▶ _What is being asked_: Copy out the entire listing, keeping each line exactly as it is.

▶ _Data for processing_:
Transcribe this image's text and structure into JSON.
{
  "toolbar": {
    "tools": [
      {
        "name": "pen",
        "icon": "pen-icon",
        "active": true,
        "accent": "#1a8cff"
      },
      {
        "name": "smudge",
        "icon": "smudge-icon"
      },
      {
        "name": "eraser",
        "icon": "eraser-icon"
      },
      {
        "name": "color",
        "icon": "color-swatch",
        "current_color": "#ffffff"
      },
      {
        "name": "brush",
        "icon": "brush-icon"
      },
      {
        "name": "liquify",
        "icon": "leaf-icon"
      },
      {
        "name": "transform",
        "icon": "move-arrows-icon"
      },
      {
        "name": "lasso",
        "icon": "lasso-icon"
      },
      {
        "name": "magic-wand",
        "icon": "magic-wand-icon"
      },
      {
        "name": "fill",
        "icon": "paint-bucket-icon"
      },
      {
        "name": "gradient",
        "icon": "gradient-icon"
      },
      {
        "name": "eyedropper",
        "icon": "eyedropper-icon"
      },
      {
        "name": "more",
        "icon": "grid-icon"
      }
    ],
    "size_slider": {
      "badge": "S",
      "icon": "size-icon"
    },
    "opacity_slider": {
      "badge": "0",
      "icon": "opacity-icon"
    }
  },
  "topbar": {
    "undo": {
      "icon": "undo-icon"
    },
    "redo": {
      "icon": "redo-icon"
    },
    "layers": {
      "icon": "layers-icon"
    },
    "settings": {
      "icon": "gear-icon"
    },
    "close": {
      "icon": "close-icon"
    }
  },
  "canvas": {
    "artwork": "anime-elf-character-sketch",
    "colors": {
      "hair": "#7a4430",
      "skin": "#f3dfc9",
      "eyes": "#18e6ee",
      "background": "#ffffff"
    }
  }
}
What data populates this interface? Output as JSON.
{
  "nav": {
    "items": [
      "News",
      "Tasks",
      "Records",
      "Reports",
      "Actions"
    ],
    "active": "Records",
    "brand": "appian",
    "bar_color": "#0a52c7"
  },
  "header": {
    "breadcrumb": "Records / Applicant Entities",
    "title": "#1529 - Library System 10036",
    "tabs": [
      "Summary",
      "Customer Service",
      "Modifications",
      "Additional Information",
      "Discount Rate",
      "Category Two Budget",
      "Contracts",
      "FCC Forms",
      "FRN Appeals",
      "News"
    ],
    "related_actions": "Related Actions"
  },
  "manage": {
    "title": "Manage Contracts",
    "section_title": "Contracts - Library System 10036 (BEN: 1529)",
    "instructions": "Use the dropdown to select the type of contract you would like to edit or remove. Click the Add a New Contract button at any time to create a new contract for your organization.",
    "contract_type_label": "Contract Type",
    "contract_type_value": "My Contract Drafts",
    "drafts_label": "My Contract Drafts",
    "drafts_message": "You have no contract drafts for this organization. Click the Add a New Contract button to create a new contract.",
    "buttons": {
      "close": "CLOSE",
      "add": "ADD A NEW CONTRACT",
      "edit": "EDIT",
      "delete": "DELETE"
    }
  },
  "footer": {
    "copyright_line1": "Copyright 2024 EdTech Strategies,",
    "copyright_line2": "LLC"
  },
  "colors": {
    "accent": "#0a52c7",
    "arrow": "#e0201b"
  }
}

▶ _Result for this task_:
Transcribe this image's text and structure into JSON.
{
  "toolbar": {
    "tools": [
      {
        "name": "pen",
        "icon": "pen-icon",
        "active": true,
        "accent": "#1a8cff"
      },
      {
        "name": "smudge",
        "icon": "smudge-icon"
      },
      {
        "name": "eraser",
        "icon": "eraser-icon"
      },
      {
        "name": "color",
        "icon": "color-swatch",
        "current_color": "#ffffff"
      },
      {
        "name": "brush",
        "icon": "brush-icon"
      },
      {
        "name": "liquify",
        "icon": "leaf-icon"
      },
      {
        "name": "transform",
        "icon": "move-arrows-icon"
      },
      {
        "name": "lasso",
        "icon": "lasso-icon"
      },
      {
        "name": "magic-wand",
        "icon": "magic-wand-icon"
      },
      {
        "name": "fill",
        "icon": "paint-bucket-icon"
      },
      {
        "name": "gradient",
        "icon": "gradient-icon"
      },
      {
        "name": "eyedropper",
        "icon": "eyedropper-icon"
      },
      {
        "name": "more",
        "icon": "grid-icon"
      }
    ],
    "size_slider": {
      "badge": "S",
      "icon": "size-icon"
    },
    "opacity_slider": {
      "badge": "0",
      "icon": "opacity-icon"
    }
  },
  "topbar": {
    "undo": {
      "icon": "undo-icon"
    },
    "redo": {
      "icon": "redo-icon"
    },
    "layers": {
      "icon": "layers-icon"
    },
    "settings": {
      "icon": "gear-icon"
    },
    "close": {
      "icon": "close-icon"
    }
  },
  "canvas": {
    "artwork": "anime-elf-character-sketch",
    "colors": {
      "hair": "#7a4430",
      "skin": "#f3dfc9",
      "eyes": "#18e6ee",
      "background": "#ffffff"
    }
  }
}
What data populates this interface? Output as JSON.
{
  "nav": {
    "items": [
      "News",
      "Tasks",
      "Records",
      "Reports",
      "Actions"
    ],
    "active": "Records",
    "brand": "appian",
    "bar_color": "#0a52c7"
  },
  "header": {
    "breadcrumb": "Records / Applicant Entities",
    "title": "#1529 - Library System 10036",
    "tabs": [
      "Summary",
      "Customer Service",
      "Modifications",
      "Additional Information",
      "Discount Rate",
      "Category Two Budget",
      "Contracts",
      "FCC Forms",
      "FRN Appeals",
      "News"
    ],
    "related_actions": "Related Actions"
  },
  "manage": {
    "title": "Manage Contracts",
    "section_title": "Contracts - Library System 10036 (BEN: 1529)",
    "instructions": "Use the dropdown to select the type of contract you would like to edit or remove. Click the Add a New Contract button at any time to create a new contract for your organization.",
    "contract_type_label": "Contract Type",
    "contract_type_value": "My Contract Drafts",
    "drafts_label": "My Contract Drafts",
    "drafts_message": "You have no contract drafts for this organization. Click the Add a New Contract button to create a new contract.",
    "buttons": {
      "close": "CLOSE",
      "add": "ADD A NEW CONTRACT",
      "edit": "EDIT",
      "delete": "DELETE"
    }
  },
  "footer": {
    "copyright_line1": "Copyright 2024 EdTech Strategies,",
    "copyright_line2": "LLC"
  },
  "colors": {
    "accent": "#0a52c7",
    "arrow": "#e0201b"
  }
}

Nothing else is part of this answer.